It’s probably just as well: if I had a job, I’d miss today’s committee thing and the free lunch beforehand.
I’ve signed up for seven more workshops so far this year; who has time to work?
I love to laugh but sometimes I can’t, like when I read this story over on Parentdish.
A homeless woman living in a van used a friend’s address to enrol her six-year-old son in school. She faces – wait for it – twenty years in jail. Truly, wanting to educate your child despite your circumstances is a heinous crime.
But it’s understandable, as the Mayor tells us
McDowell is no angel, having been arrested last year for possession of marijuana and having served 18 months in prison for robbery and weapons charges.
“This is not a poor, picked-upon homeless person,” he tells the newspaper. “This is an ex-con, and somehow the city of Norwalk is made into the ogre in this. She has a checkered past at best.”
That’s okay then: she’s a bad person. Forget that she has no record of child abuse or child abandonment and is trying to do the best for her son; lock her up for life, put her son into state care, and justice is served.
My dear readers, I am sure you are as appalled by this story as I am. Please email Norwalk Mayor Richard Moccia’s office and tell him so, and blog about it yourself. A woman shouldn’t be imprisoned for doing her duty.
Here’s Norwalk’s website: http://www.norwalkct.org/index.aspx?nid=131
And the Mayor’s contact details: http://www.norwalkct.org/forms.aspx?FID=90
Not a swear word, you’ll be glad to hear:
If that’s not a fantastic word, then I don’t know what is.
It came from Dictionary.com: sign up for free and receive an email every day, giving you a new word. I love Dictionary.com for two reasons: for all the new words I learn; and for all the words it sends me that I already know, so I can pretend I’m really smart that day.
Pogonip is defined as An ice fog that forms in the mountain valleys of the western U.S. It’s from the Shoshone word for ‘thunder-fog’. Don’t you love a language that even has the term ‘thunder-fog’?
If you like learning new words, check out my South Africa blog; today I talk about biltong and dorps.
You may recall a while back I promised you a photo of the most beautiful toddler in the world; well here it is:
Just for good measure, here’s one of him with his parents. You can see he gets his good looks from his mother:
Daddy is the Hub’s nephew and also the perpetrator of many a joke against me, including a fart machine before they were popular, and telling me they had taken the word ‘gullible’ out of the dictionary. I showed him my own dictionary but he pointed out that it was an old copy; I eventually believed him. I have no defence, even if it was back in my what’s the internet? days; I guess I’m just…what’s the word?
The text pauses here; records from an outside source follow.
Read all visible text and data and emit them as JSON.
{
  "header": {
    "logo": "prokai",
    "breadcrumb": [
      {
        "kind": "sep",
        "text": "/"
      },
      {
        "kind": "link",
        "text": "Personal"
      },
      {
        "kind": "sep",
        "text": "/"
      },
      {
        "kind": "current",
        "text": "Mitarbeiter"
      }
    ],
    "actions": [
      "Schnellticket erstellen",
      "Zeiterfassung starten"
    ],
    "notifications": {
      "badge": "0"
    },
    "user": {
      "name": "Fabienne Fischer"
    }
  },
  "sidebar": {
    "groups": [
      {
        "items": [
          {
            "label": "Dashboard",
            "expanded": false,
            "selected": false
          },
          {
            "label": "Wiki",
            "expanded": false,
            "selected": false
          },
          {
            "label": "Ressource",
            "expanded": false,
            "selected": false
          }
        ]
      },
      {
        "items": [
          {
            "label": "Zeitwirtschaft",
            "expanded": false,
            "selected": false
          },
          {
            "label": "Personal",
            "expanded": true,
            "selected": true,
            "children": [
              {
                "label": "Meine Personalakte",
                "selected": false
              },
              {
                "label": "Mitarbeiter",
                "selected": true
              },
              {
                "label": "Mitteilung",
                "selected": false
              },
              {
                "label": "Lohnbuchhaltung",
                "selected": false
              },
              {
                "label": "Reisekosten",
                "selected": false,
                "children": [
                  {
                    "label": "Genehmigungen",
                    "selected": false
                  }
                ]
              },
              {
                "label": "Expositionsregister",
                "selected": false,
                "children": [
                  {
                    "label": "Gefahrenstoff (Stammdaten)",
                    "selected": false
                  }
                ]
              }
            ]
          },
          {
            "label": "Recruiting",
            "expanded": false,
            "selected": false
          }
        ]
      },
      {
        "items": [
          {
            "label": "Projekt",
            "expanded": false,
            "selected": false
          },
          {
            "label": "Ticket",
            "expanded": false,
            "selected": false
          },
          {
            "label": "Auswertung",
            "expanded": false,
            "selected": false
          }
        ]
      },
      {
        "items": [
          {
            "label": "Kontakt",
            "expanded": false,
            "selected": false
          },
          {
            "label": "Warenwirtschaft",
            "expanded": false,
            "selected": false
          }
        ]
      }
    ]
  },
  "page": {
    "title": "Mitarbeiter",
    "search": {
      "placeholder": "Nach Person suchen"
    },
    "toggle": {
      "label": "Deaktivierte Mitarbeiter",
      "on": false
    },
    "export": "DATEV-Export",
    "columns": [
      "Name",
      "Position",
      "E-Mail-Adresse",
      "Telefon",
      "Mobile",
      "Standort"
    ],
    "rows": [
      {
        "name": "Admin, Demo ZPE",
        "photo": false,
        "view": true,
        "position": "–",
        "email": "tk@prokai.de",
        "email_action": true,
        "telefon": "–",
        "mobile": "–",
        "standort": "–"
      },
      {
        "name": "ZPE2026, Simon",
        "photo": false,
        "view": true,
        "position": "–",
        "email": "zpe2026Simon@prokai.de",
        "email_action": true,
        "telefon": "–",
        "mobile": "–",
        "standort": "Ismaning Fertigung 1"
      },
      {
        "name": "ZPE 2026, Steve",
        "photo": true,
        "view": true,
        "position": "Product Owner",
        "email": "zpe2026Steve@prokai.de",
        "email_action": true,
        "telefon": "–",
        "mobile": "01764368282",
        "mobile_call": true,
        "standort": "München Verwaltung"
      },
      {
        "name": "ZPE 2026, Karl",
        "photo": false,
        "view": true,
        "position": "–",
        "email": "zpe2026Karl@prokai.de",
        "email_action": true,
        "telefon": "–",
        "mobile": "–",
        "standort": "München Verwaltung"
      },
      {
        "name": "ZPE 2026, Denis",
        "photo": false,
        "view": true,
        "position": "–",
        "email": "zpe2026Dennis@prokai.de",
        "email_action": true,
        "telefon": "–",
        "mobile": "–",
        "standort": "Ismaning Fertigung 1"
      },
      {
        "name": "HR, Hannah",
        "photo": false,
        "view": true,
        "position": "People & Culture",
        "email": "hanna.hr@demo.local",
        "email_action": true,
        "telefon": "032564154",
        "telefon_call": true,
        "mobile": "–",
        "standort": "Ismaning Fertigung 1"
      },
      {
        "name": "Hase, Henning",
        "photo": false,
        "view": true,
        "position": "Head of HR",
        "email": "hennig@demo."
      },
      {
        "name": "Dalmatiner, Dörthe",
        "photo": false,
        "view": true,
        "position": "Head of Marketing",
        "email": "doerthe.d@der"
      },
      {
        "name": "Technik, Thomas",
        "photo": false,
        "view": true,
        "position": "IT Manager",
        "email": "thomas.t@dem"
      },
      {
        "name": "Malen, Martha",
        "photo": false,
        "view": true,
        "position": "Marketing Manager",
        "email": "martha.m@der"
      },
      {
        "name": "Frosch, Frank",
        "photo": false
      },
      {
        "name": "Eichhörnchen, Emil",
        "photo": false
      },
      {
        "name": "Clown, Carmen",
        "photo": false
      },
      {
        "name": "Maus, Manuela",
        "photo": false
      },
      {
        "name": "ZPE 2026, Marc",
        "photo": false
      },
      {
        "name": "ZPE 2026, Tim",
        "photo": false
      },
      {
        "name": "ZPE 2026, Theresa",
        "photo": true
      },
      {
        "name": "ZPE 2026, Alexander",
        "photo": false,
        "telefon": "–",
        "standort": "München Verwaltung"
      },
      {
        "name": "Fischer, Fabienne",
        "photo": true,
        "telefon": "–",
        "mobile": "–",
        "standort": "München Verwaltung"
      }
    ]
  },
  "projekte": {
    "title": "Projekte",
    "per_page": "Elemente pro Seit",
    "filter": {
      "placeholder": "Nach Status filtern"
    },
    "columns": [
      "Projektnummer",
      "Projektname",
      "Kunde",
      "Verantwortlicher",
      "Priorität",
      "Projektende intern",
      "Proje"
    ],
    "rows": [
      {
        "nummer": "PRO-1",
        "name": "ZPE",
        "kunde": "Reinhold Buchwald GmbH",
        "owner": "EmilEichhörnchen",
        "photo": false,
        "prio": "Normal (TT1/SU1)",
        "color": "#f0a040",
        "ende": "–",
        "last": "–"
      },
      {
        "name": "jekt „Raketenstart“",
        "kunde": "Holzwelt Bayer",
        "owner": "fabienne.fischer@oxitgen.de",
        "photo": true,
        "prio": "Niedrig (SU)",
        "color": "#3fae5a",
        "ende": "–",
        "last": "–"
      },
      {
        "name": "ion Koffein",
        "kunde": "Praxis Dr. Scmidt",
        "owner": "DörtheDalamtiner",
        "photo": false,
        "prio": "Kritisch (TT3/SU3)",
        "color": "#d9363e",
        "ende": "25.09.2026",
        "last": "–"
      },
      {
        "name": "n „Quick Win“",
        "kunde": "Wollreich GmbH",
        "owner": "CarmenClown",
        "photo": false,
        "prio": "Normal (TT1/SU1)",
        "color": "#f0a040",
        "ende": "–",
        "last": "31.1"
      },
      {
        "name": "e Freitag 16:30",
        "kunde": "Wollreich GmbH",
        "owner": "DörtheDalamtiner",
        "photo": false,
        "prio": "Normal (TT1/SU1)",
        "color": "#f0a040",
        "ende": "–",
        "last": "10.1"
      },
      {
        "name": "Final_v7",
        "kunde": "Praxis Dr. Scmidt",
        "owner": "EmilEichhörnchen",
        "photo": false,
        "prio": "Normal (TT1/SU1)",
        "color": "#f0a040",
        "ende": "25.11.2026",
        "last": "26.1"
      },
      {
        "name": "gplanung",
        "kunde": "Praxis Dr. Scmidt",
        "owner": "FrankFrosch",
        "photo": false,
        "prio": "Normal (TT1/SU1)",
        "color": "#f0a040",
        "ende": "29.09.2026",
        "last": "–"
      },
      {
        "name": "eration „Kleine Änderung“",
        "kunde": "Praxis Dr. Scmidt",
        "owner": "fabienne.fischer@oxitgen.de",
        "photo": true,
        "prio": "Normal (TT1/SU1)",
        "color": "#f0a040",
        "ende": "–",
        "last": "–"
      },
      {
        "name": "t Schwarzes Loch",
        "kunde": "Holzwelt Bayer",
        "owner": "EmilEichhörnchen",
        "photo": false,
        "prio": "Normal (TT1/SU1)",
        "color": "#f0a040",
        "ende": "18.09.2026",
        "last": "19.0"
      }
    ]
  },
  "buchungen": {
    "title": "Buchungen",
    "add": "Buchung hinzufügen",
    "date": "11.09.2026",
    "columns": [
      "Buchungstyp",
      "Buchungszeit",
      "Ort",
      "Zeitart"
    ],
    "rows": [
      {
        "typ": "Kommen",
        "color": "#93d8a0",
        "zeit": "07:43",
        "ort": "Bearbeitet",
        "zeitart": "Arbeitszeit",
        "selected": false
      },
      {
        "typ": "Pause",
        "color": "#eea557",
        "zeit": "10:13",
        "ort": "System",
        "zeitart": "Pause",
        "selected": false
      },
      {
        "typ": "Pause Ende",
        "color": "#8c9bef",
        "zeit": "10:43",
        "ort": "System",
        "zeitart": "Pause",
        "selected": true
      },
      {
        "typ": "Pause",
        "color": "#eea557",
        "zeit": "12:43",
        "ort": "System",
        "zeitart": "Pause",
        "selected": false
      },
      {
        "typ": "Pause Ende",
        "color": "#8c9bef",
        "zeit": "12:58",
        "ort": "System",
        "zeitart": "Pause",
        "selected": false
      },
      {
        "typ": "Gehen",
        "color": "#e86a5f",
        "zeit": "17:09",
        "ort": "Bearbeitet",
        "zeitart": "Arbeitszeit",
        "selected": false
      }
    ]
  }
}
Let me check Dictionary.com.
This photo is my revenge for his latest trick. Do you remember my wooden leg post? You may also remember I had a response from a Shirley Bumtruffle: he confessed the other day that she ’twas indeed he. I suspected someone else altogether; he had me completely bumtruffled.
Her Bad Hare Days
A frustrated writer, who is her own worst enemy
Don't get mad; get writing
a blog about small beautiful things